• It’s hard to believe that this community, so dependent on education, has to poll, strategize, organize and work like crazy to pass a modest levy for libraries, but it’s happening, and the ballots go out Oct. 16. This levy would cost the typical homeowner $36 a year, and we realize that is more than some homeowners can spare. But it will add 22 hours per week to the Sheldon and Bethel libraries and restore Sunday morning hours to the main library downtown, plus other benefits to kids and education, and the restoration of materials and technology. In this age of inequality in America, the public libraries are more important than ever. Measure 20-235 will be the only levy on the ballot on Nov. 3. It’s all about turnout.

• A rousing party with great paella at Sweet Cheeks Winery on Sept. 20 raised enough money to build four-and-a-half tiny houses (up to 250 sq. feet) in Emerald Village, the newest venture in housing for the homeless by SquareOne Villages (formerly Opportunity Village Eugene). That’s about $110,000, according to Pastor Dan Bryant, executive director of SquareOne. Peter DeFazio and Kitty Piercy spoke. Gerry Gaydos was emcee. Terry McDonald of St. Vincent de Paul and Tom Bowerman asked for contributions. And four-and-a-half tiny houses will go up in the new village off North Polk and Railroad.

• Pope Francis is here in the U.S., and in our supposedly enlightened country, he’s getting kickback for his stance on climate change. According to the Wall Street Journal, “The White House hopes the pope’s message on climate change sways developing nations that have been reluctant to commit to reducing emissions.” Well, we hope his message sways conservative climate change deniers, including major corporations, in our over-developed nation.

• The UO spent $80,000 to find out something its own faculty member, Jennifer Freyd, has shown repeatedly with her campus climate surveys: An often-cited, and often-disputed statistic that says one in five women are sexually assaulted during their colleges years, is accurate at the UO and elsewhere. The massive Association of American Universities survey, which 26 other universities participated in, also shows that half of the students at the UO don’t think the school would take the report of a sexual assault seriously. The fact that the UO doubted Freyd’s research, combined with the fact that the UO has countersued a sexual assault survivor, and in the case of student Laura Hanson, dropped an investigation for a summer then forgot to pick it back up again (see our cover story 5/25), and taken her and the basketball rape survivor’s counseling records without their permission, points to a huge issue at the university: While there are many people in the trenches working to put an end to sexual violence, those higher up in the administration are way too slow to get their act together, and students are paying the price.

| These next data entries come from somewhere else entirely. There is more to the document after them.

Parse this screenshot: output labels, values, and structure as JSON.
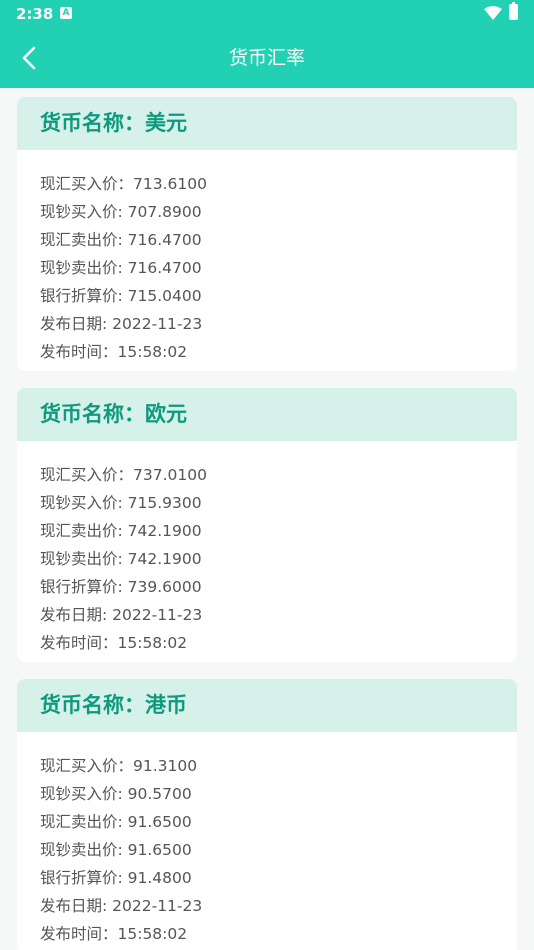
{
  "status_bar": {
    "time": "2:38",
    "notification_icon": "A",
    "icons": [
      "wifi-icon",
      "battery-icon"
    ]
  },
  "app_bar": {
    "title": "货币汇率",
    "back_icon": "chevron-left-icon"
  },
  "colors": {
    "primary": "#22d0b3",
    "card_header_bg": "#d5f1ea",
    "card_title": "#0f9a7e",
    "row_text": "#555555",
    "page_bg": "#f6f7f7"
  },
  "cards": [
    {
      "title": "货币名称：美元",
      "rows": [
        "现汇买入价：713.6100",
        "现钞买入价: 707.8900",
        "现汇卖出价: 716.4700",
        "现钞卖出价: 716.4700",
        "银行折算价: 715.0400",
        "发布日期: 2022-11-23",
        "发布时间：15:58:02"
      ]
    },
    {
      "title": "货币名称：欧元",
      "rows": [
        "现汇买入价：737.0100",
        "现钞买入价: 715.9300",
        "现汇卖出价: 742.1900",
        "现钞卖出价: 742.1900",
        "银行折算价: 739.6000",
        "发布日期: 2022-11-23",
        "发布时间：15:58:02"
      ]
    },
    {
      "title": "货币名称：港币",
      "rows": [
        "现汇买入价：91.3100",
        "现钞买入价: 90.5700",
        "现汇卖出价: 91.6500",
        "现钞卖出价: 91.6500",
        "银行折算价: 91.4800",
        "发布日期: 2022-11-23",
        "发布时间：15:58:02"
      ]
    }
  ]
}
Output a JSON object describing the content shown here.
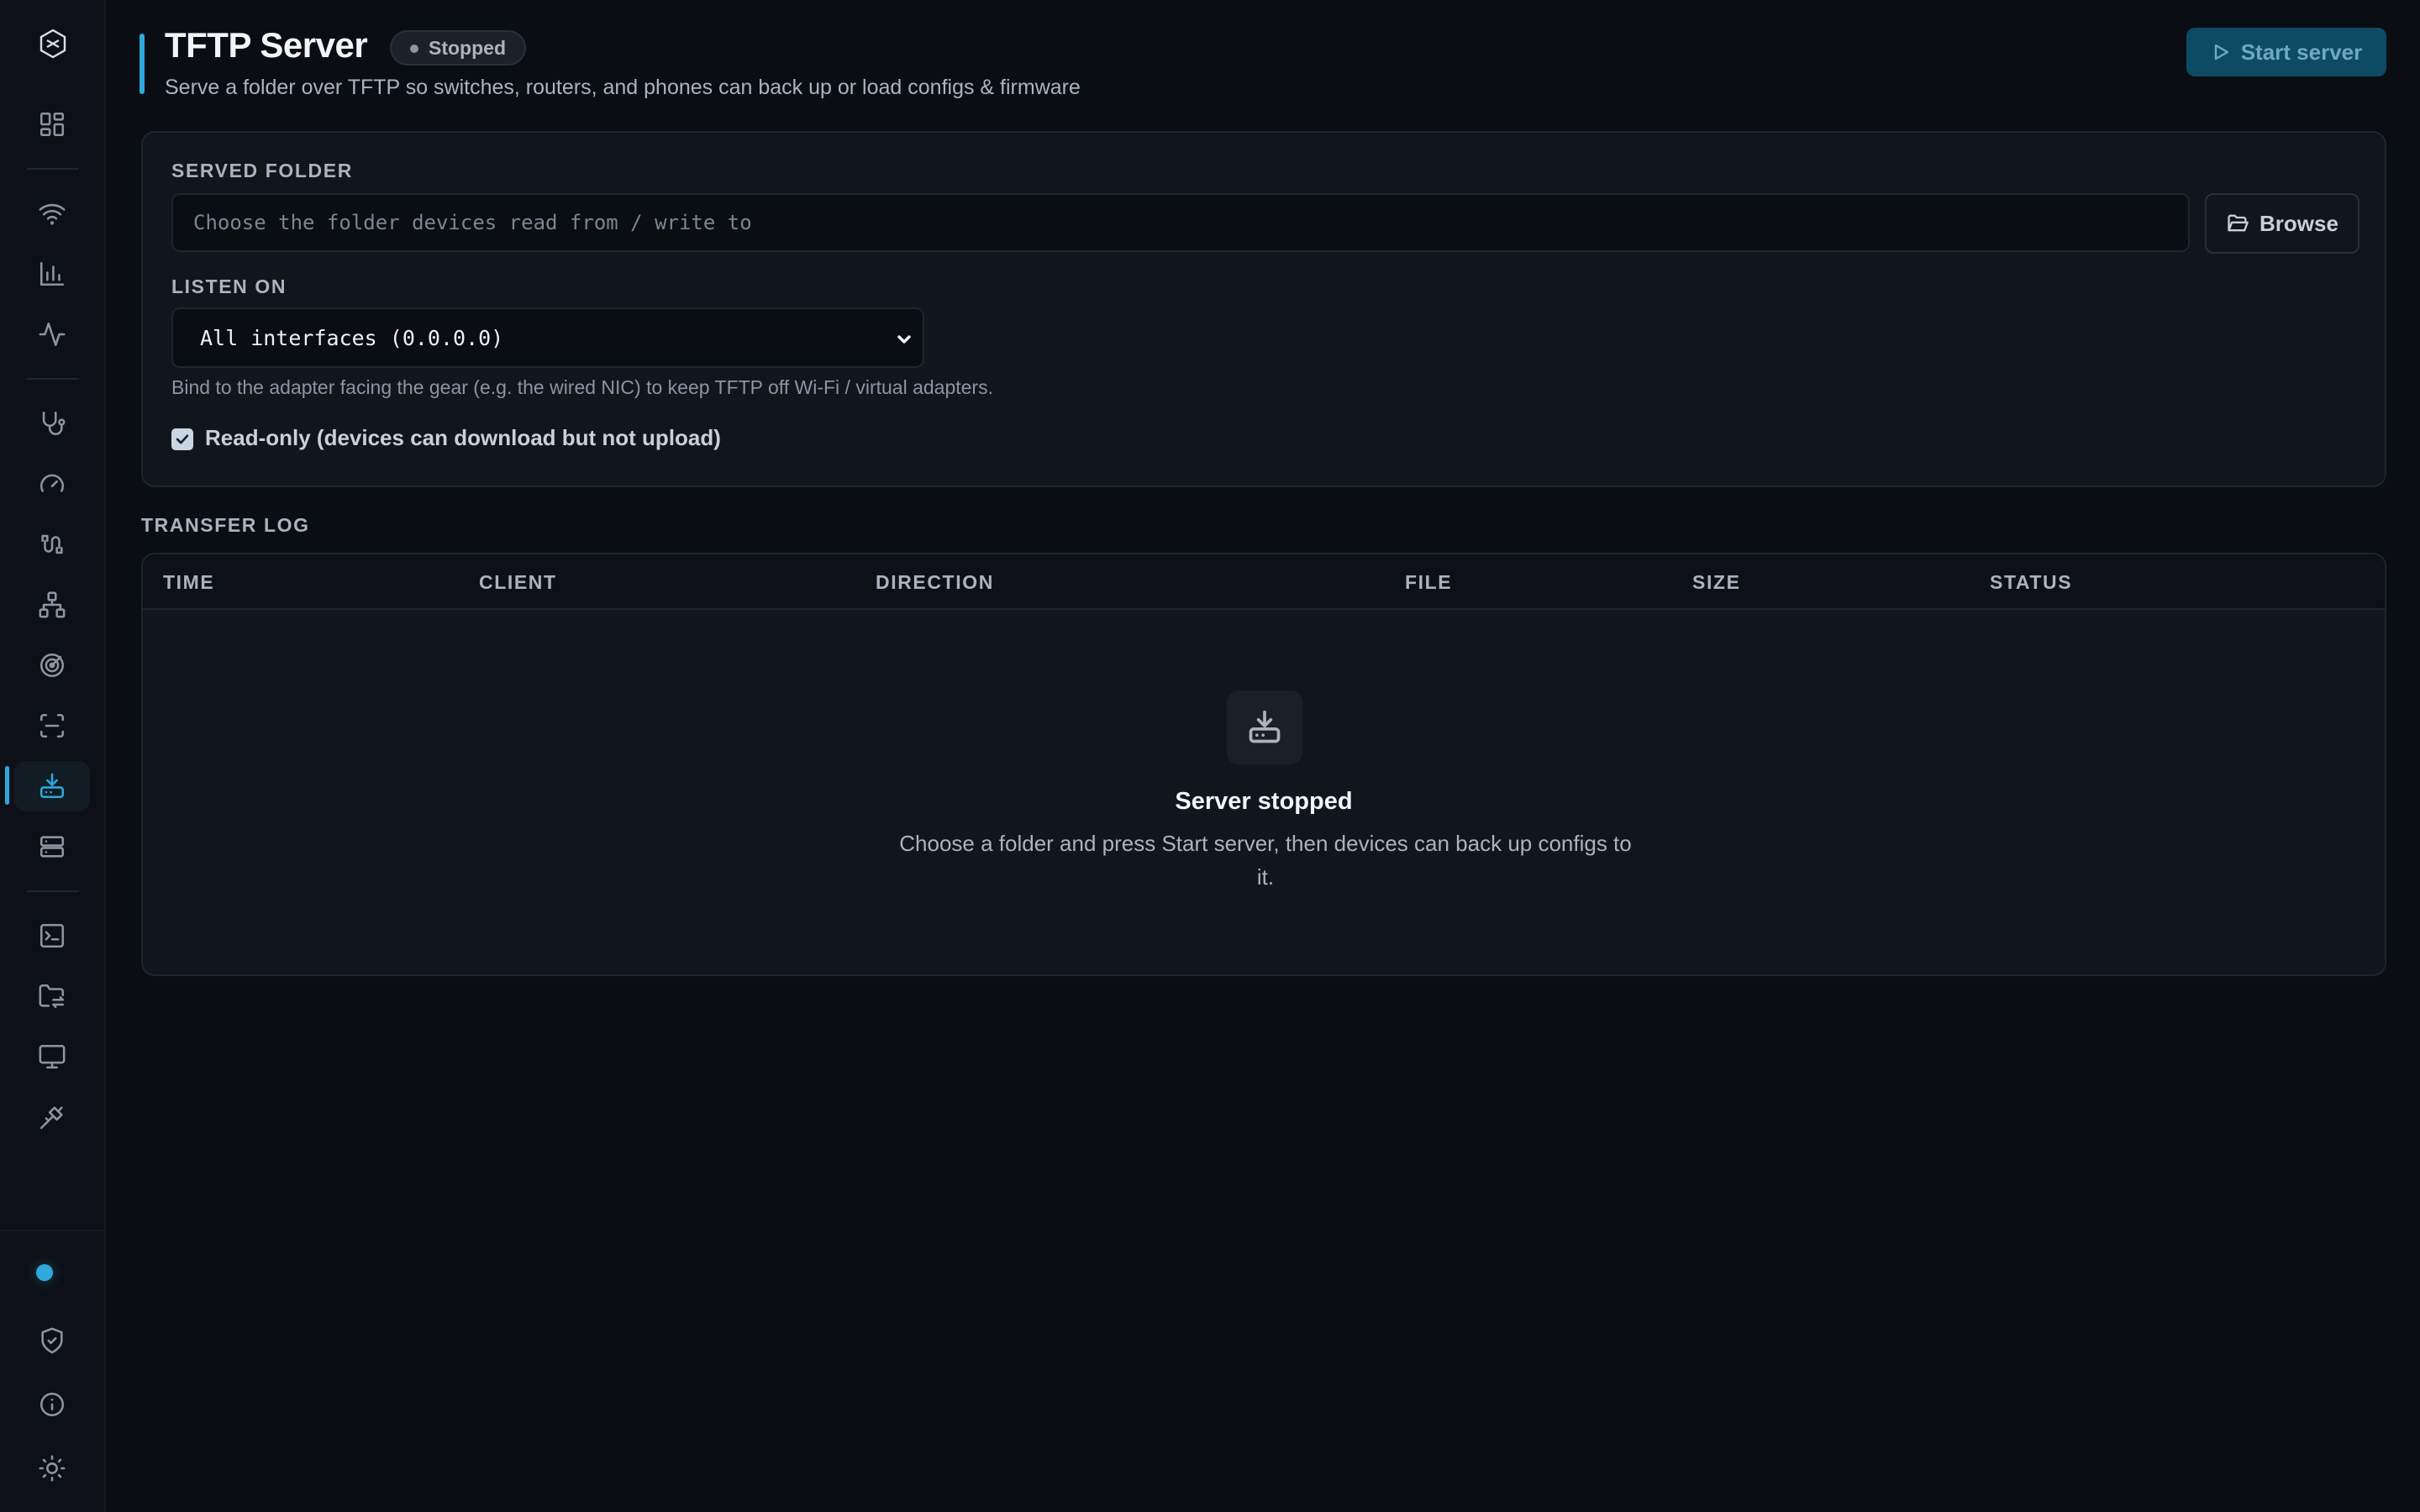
{
  "sidebar": {
    "logo_icon": "app-logo-icon",
    "items": [
      {
        "name": "dashboard",
        "icon": "grid-icon",
        "active": false
      },
      {
        "name": "wifi",
        "icon": "wifi-icon",
        "active": false
      },
      {
        "name": "charts",
        "icon": "bar-chart-icon",
        "active": false
      },
      {
        "name": "activity",
        "icon": "activity-icon",
        "active": false
      },
      {
        "name": "diagnostics",
        "icon": "stethoscope-icon",
        "active": false
      },
      {
        "name": "speed",
        "icon": "gauge-icon",
        "active": false
      },
      {
        "name": "cable",
        "icon": "cable-icon",
        "active": false
      },
      {
        "name": "topology",
        "icon": "network-icon",
        "active": false
      },
      {
        "name": "scanner",
        "icon": "radar-icon",
        "active": false
      },
      {
        "name": "scan-frame",
        "icon": "scan-icon",
        "active": false
      },
      {
        "name": "tftp",
        "icon": "download-tray-icon",
        "active": true
      },
      {
        "name": "servers",
        "icon": "server-icon",
        "active": false
      },
      {
        "name": "terminal",
        "icon": "terminal-icon",
        "active": false
      },
      {
        "name": "file-transfer",
        "icon": "folder-sync-icon",
        "active": false
      },
      {
        "name": "remote-desktop",
        "icon": "monitor-icon",
        "active": false
      },
      {
        "name": "tools",
        "icon": "plug-icon",
        "active": false
      }
    ],
    "bottom": [
      {
        "name": "status",
        "icon": "status-dot-icon"
      },
      {
        "name": "security",
        "icon": "shield-icon"
      },
      {
        "name": "about",
        "icon": "info-icon"
      },
      {
        "name": "theme",
        "icon": "sun-icon"
      }
    ]
  },
  "header": {
    "title": "TFTP Server",
    "status": "Stopped",
    "subtitle": "Serve a folder over TFTP so switches, routers, and phones can back up or load configs & firmware",
    "start_button": "Start server"
  },
  "config": {
    "folder_label": "SERVED FOLDER",
    "folder_value": "",
    "folder_placeholder": "Choose the folder devices read from / write to",
    "browse_button": "Browse",
    "listen_label": "LISTEN ON",
    "listen_value": "All interfaces (0.0.0.0)",
    "listen_hint": "Bind to the adapter facing the gear (e.g. the wired NIC) to keep TFTP off Wi-Fi / virtual adapters.",
    "readonly_checked": true,
    "readonly_label": "Read-only (devices can download but not upload)"
  },
  "log": {
    "label": "TRANSFER LOG",
    "columns": [
      "TIME",
      "CLIENT",
      "DIRECTION",
      "FILE",
      "SIZE",
      "STATUS"
    ],
    "rows": [],
    "empty_title": "Server stopped",
    "empty_text": "Choose a folder and press Start server, then devices can back up configs to it."
  },
  "colors": {
    "accent": "#2fa8dc",
    "background": "#0a0e13",
    "card": "#11161d"
  }
}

• We’ve been following Eugene-area ornithologist Noah Stryker on his global quest this year to break the “International Big Year” world record of 4,341 bird species counted. He’s set a new record and is attempting to spot 5,000 bird species, which will be a tough act to follow. He has documented most of his sightings with witnesses and photographs. Stryker’s the author of The Thing with Feathers and financed his trip with an advance on his next book, which will be about his Big Year adventures. We hope he will give more of his entertaining and educational public talks and slide shows when he returns. Meanwhile, he’s blogging at audubon.org/noah.